The fight began in March 2019 when 15 music publishers sued Peloton for copyright infringement. While the company had negotiated licenses with some of the publishers for the music Peloton instructors play during their classes, not every publisher struck such a deal. Talks with the National Music Publishers Association to expand the licensing agreements to others fell apart, and the copyright infringement suit followed.

Then Peloton responded with claims that the publishers and their trade association were seeking to extract supracompetitive license terms in violation of federal antitrust laws and that the NMPA interfered with its ability to negotiate with the publishers directly.

U.S. District Judge Denies Cote's decision on Wednesday likely left the publishers singing a happy tune.
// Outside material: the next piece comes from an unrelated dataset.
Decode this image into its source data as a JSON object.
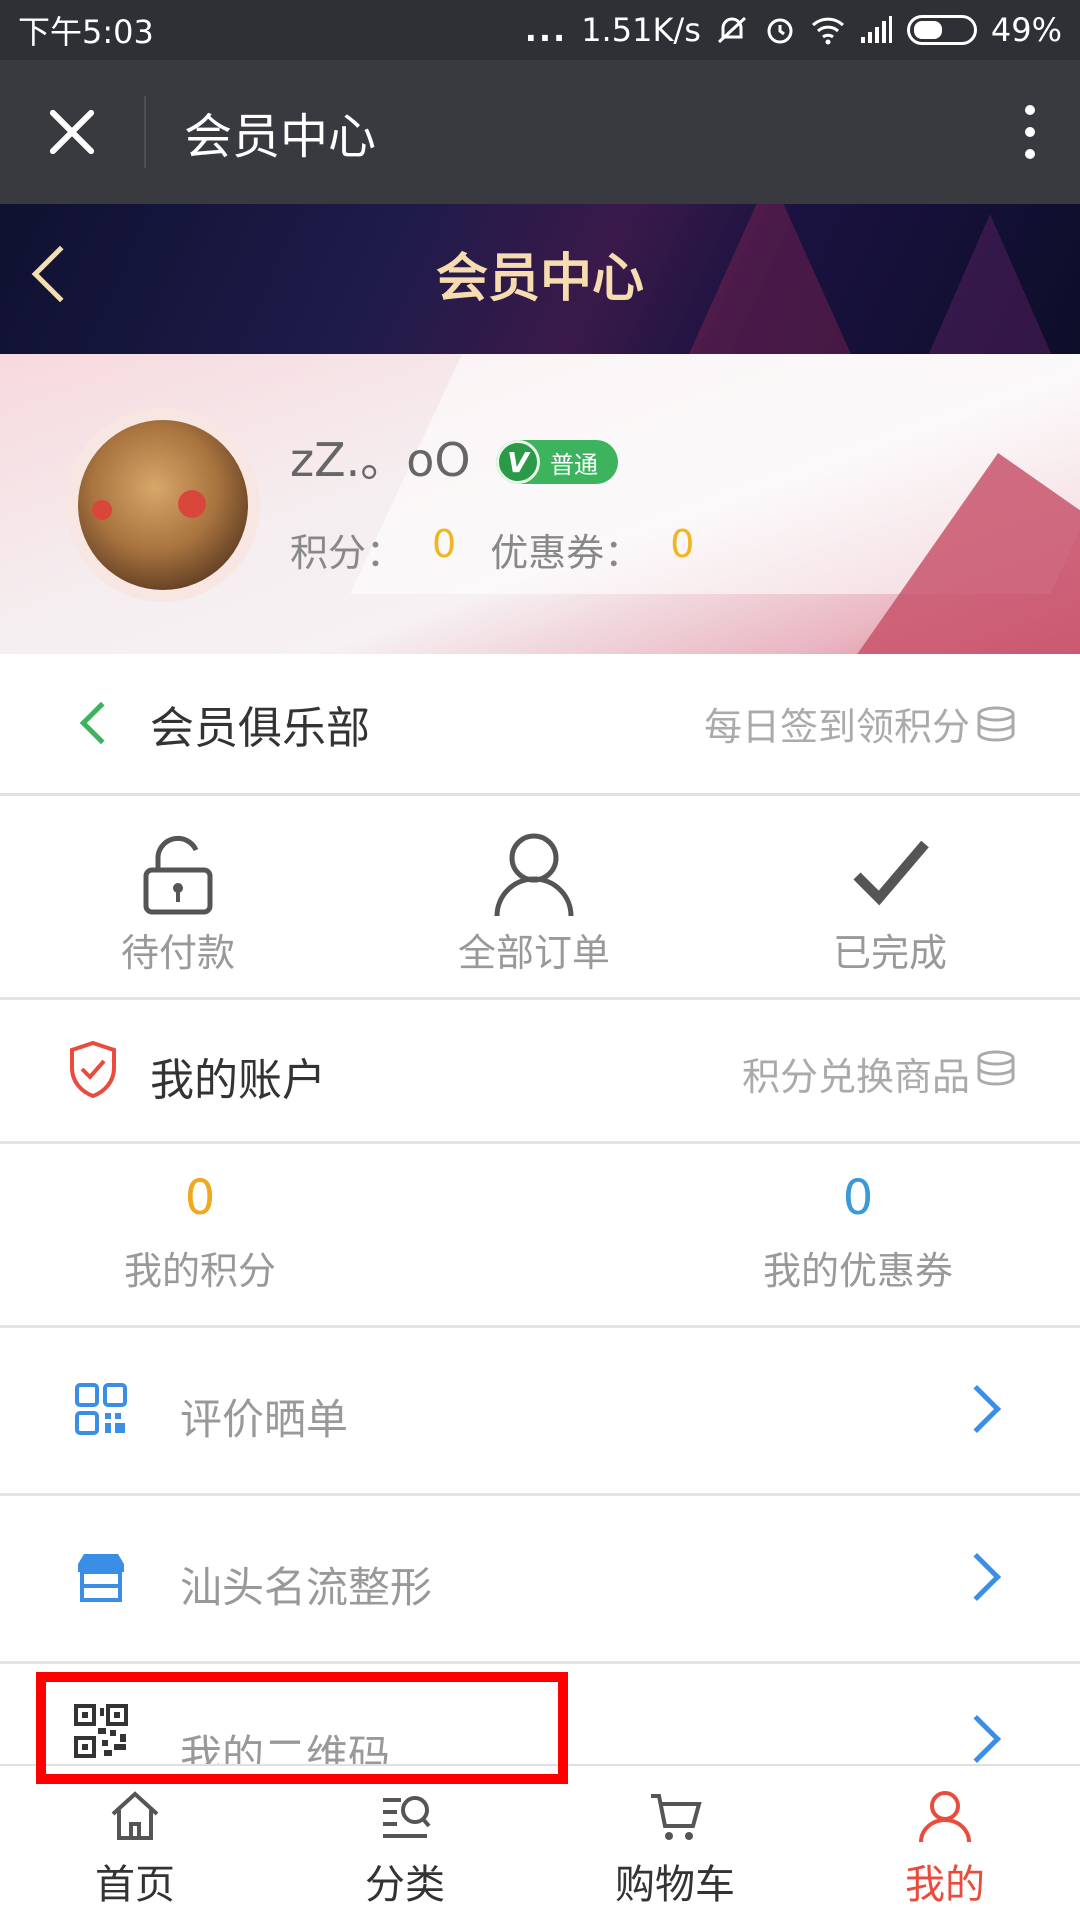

Cote agreed with their argument that Peloton's antitrust claims failed because it didn't identify a relevant market — even though she acknowledged the cycling company plausibly alleged the publishers conspired to deny it licenses to their works.

"Peloton defines the relevant market as sync 'licenses to the copyrighted works controlled (in whole or in part) and collectively negotiated by the [Music] Publishers through NMPA,'" writes the judge. "Peloton does not explain why it cannot substitute songs with sync licenses owned by the Music Publishers for songs with sync licenses owned by other publishers. Indeed, as Peloton admits, it has successfully 'collaborated with music publishers to develop an innovative [sync] licensing framework that is appropriate for its business and reached agreements with all the "major" music publishers and many independent music publishers.'"

Cote found that Peloton had plenty of opportunity to amend its relevant market and didn't, and allowing it to do so at this stage in litigation would cause unreasonable cost and delay. She also found that Peloton's tortious interference claim fails because the company didn't show that it would have entered into licensing agreements with the member publishers were it not for the NMPA's interference. 

"We respectfully disagree with this ruling regarding our counterclaims and are assessing our options for appeal," a Peloton spokesperson said in a statement. "We will continue to vigorously contest the plaintiff publishers' infringement claims, which were not addressed in this decision."

Read the full opinion below. 

NMPA president David Israelite on Wednesday sent The Hollywood Reporter this statement in response to the decision: "Today’s victory is a reminder that tech companies like Peloton cannot build businesses that are reliant on songwriters without asking their permission and paying them. Judge Cote has dismissed all of Peloton’s counterclaims which were only meant to distract from their failure to license 2,468 songs. We are pleased that Peloton’s attempts to divert attention from the heart of the issue — properly paying creators for the music on which its billion-dollar business was built — have been defeated."

After amending their complaint, the music publisher plaintiffs now include Downtown Music Publishing, ole Media Management, Big Deal Music, Pulse Music Group, Peer International Corporation, PSO Limited, Peermusic, Peermusic III, Peertunes, Songs of Peer, Reservoir Media Management, the Richmond Organization, Round Hill Music, the Royalty Network, Ultra International Music Publishing, Tune Core, Raleigh Music Publishing, Me Gusta Music, STB Music and Greensleeves Publishing.

Jan 29, 3:41 p.m. Updated with statement from Peloton.